The typical homeowner’s insurance policy is divided into 2 parts:
- Home Insurance Property Protection
- Home Insurance Liability Protection
When you look at a home insurance declaration page, which is usually the first page in a homeowners insurance policy, you see Part I: Property Protection. This protection is usually broken down into four additional sections:
A. Dwelling, B. Other Structures, C. Personal Property, D. Loss of Use
Homeowner Coverages for Property
Typically covers your house, attached structures, fixtures in the house such as built-in appliances, plumbing, heating, permanently installed air conditioning systems, and electrical wiring. Many people underinsure their dwelling because they don’t understand how to determine the right value for the dwelling amount. The dwelling insured value should cover reconstruction cost and not real estate value.
Other Structures typically covers detached structures such as garages, storage sheds, and fixtures attached to the land including fences, driveways, sidewalks, patios, and retaining walls.
Detached structures used for business purposes are not covered under a personal homeowners insurance policy.
Personal Property typically covers personal property including the contents of your home and other personal items owned by you or family members who live with you.

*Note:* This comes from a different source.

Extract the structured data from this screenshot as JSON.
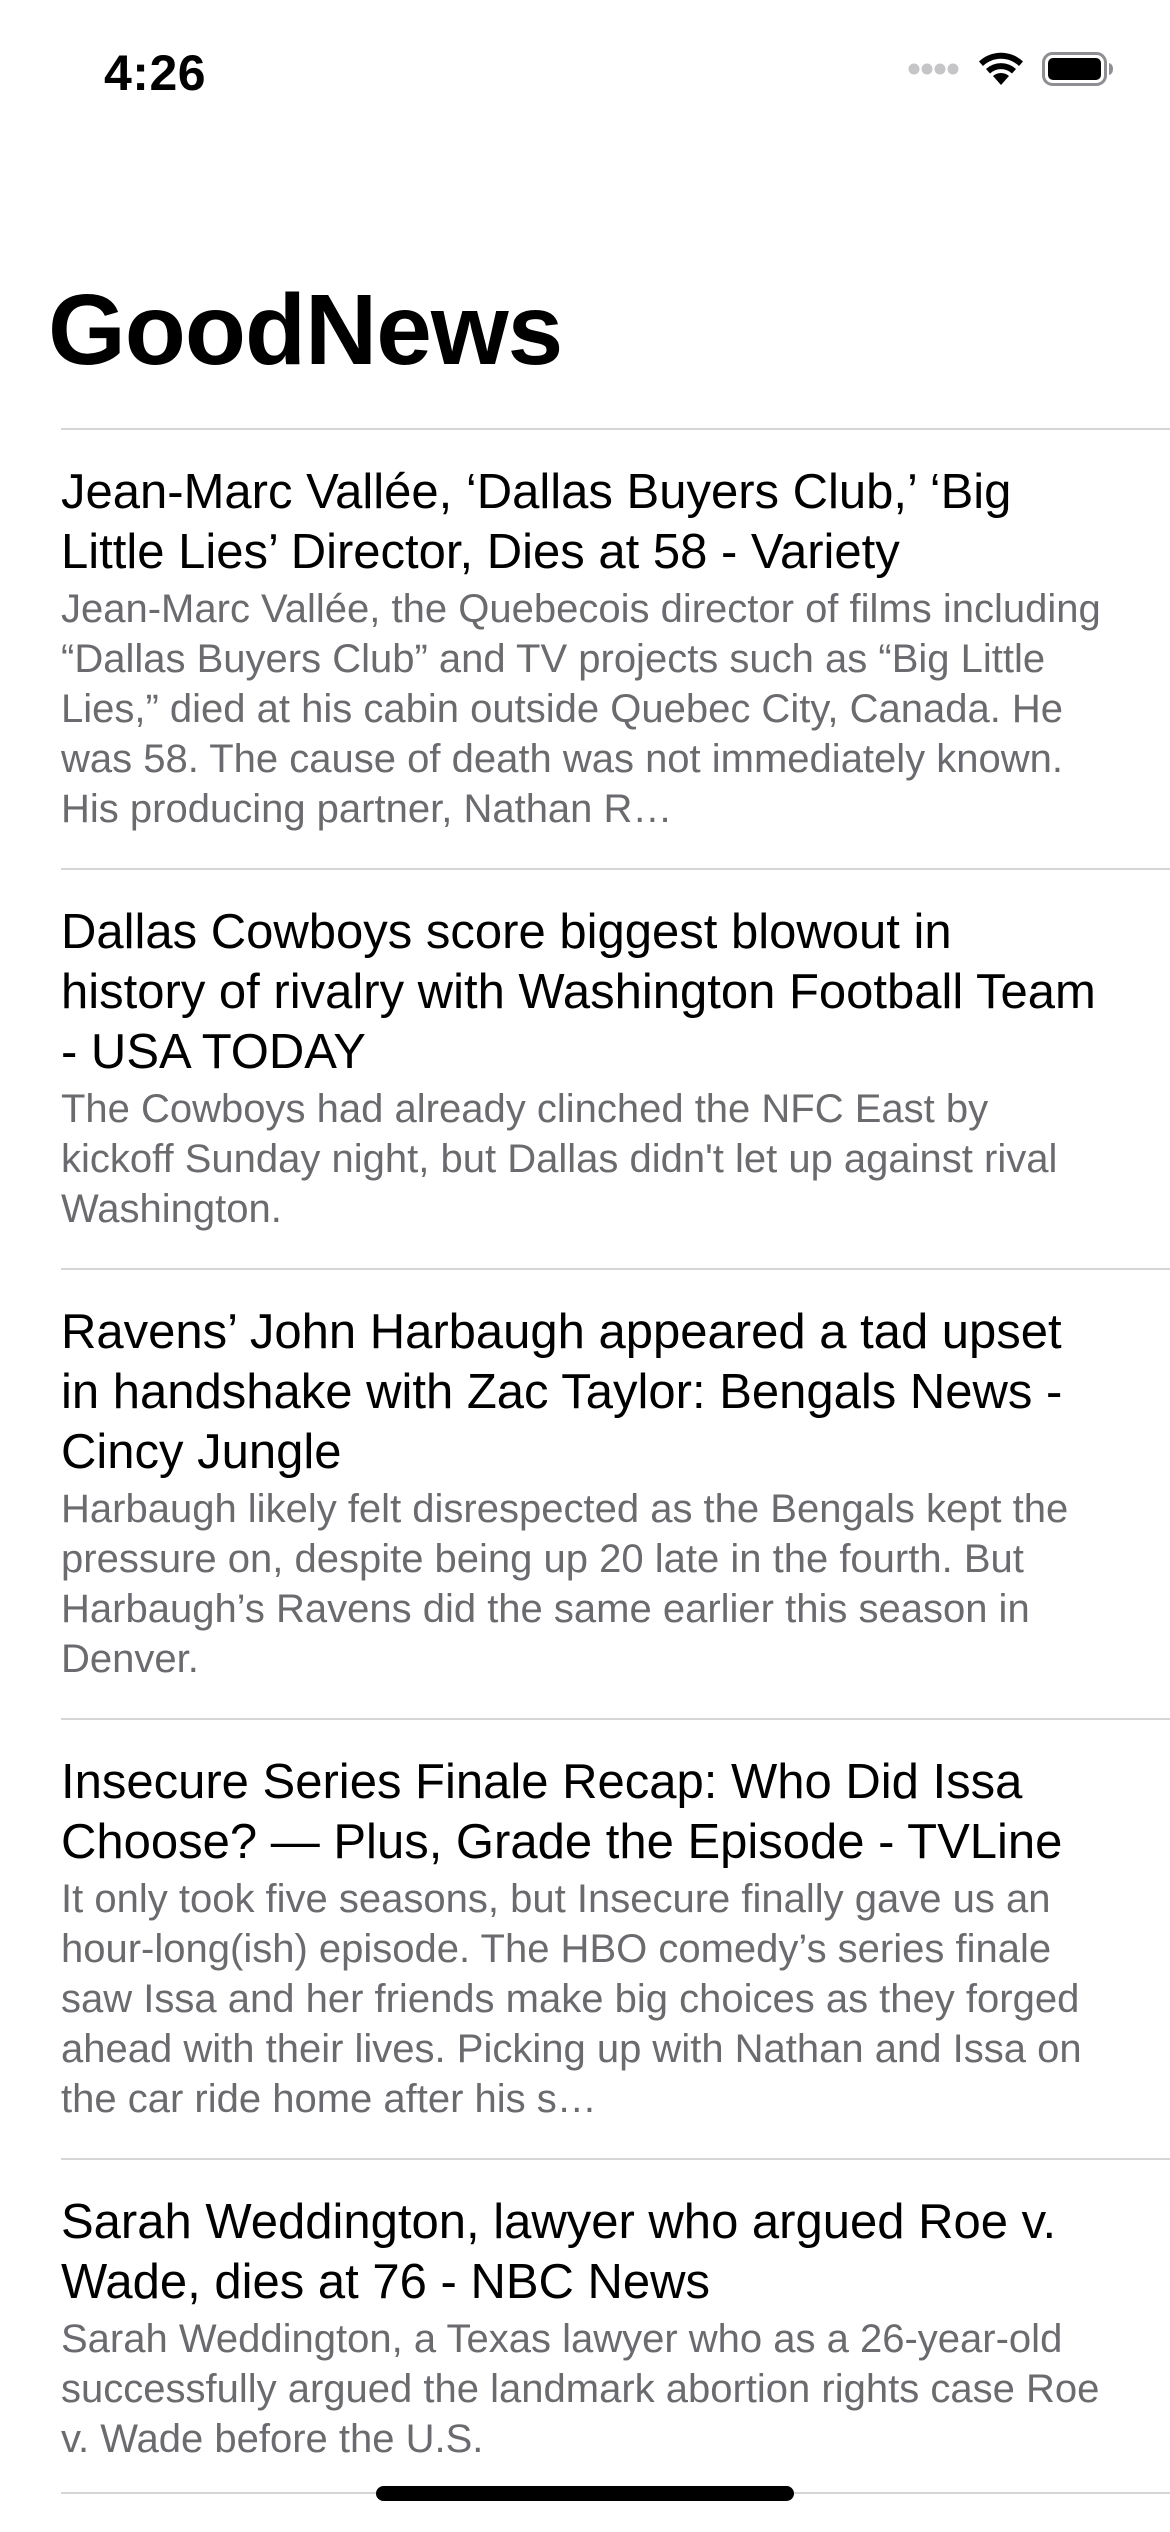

This protection can be based on actual cash value (ACV) or replacement cost.
Loss of Use typically covers living expenses over and above your normal living expenses if you cannot live in your home while repairs are being made or if you are denied access by government order.
Additional living expenses are an important coverage.
Important Homeowners Policy Information
Home insurance policies may provide limited coverage on certain items, for example, small boats, however, most home insurance policies do not cover motorized vehicles unless they are unlicensed and used only at your home. Some items may have coverage limits such as firearms, artwork, business property, electronic data, jewelry, and money.